She was born in 1921, the youngest of five children in Stratyn, Poland, now in Ukraine. She started university in Lwów (Lviv), but her studies were interrupted by the invasion of Poland. Her mother was killed in the first Soviet bombing raid on Lwów in 1939 and her sister's husband was murdered, with more than 20,000 other Polish officers, at Katyn. Another sister, Elzbeta, was killed in a bombing raid working as a nurse in Coventry. Her brother was deported to Siberia; nothing more was heard of him.

During the German occupation, Olga used her linguistic skills to work in a German office, from where she passed on official paper and stamps to the Polish Resistance. She also obtained papers for escaping POWs, met them and passed them on to Resistance cells. Once she was arrested by the Gestapo and questioned, but was released.

In 1946, she graduated in German, with subsidiary Latin and history, and was preparing to take a job in Polish radio when a friend in the secret police warned her the Soviets were arresting former Resistance workers. Her brother Rudolph was in England, and she joined him, enrolling in the School of Slavonic and East European Studies of London University. Although she knew no English on arrival, she obtained a first-class degree in Russian regional studies two years later.

Crisp then began a PhD on financial aspects of the Franco-Russian Alliance, 1894-1914. She was awarded a Treasury grant and lived for several months in Paris. In 1949-50 she was a Fellow of the Institute of Historical Research, and she was awarded her doctorate in 1954. In March 1950 she married Horace Crisp, whom she had met in the SSEES Library. A prodigious linguist, he used his 18 languages at the foreign branch of Barclays Bank.

In October 1950 she was appointed to an assistant lectureship in Russian economic history. She became a lecturer in 1953, senior lecturer in 1968, reader in 1971 and professor of Russian economic history in 1979. She differed from many academics in being an outgoing, good-humoured and sociable person who enjoyed the give-and-take of intellectual argument. She was modest about her academic abilities, and never brought to fulfilment the reassessment of the Russian economic system which was latent in her arguments. But, even with small children, she provided a stream of meticulous and scholarly articles. Some were gathered in her one book, Studies in the Russian Economy Before 1914 (1976). She also published a long, groundbreaking article on the evolution of the Russian industrial workforce in The Cambridge Economic History of Europe.

Her work was significant in challenging the then dominant interpretation of the Russian economy, which portrayed the state as dominant even before the 1917 revolution. Crisp emphasised how important and diverse the private economic activity of peasants, artisans, traders and small-scale industry was, and how much Russia owed to foreign investment. Her study of peasant agriculture and land tenure was also pioneering in suggesting that peasants were not necessarily backward or superstitious, but were rational given the problems they faced.

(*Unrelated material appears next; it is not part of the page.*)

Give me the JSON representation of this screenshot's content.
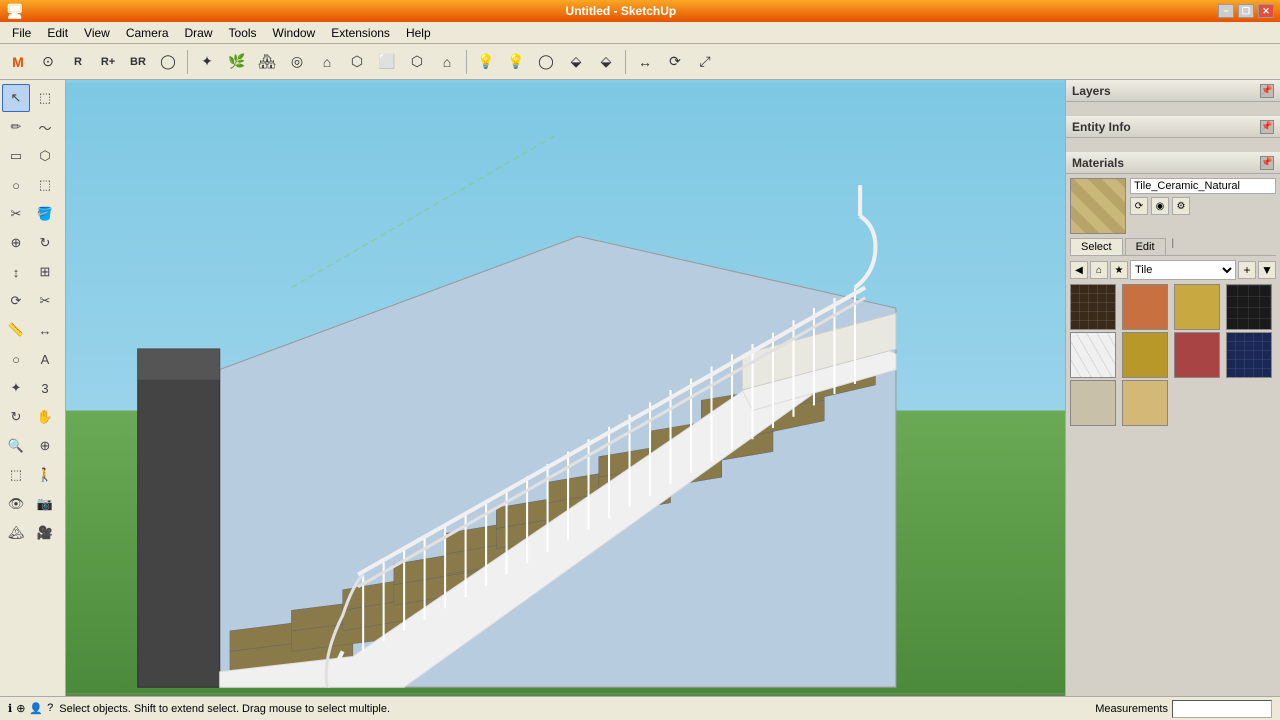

Soviet scholars followed her work, and would admit in private that there was much to be said for her point of view.

In later years, she headed a research project on civil rights in pre-revolutionary Russia, whose results were published in 1989.

Olga Brinker, historian: born Stratyn, Poland (now Ukraine) 21 August 1921; married 1950 Horace Crisp (died 1992; one son, and one daughter deceased); died Esher 15 December 2010.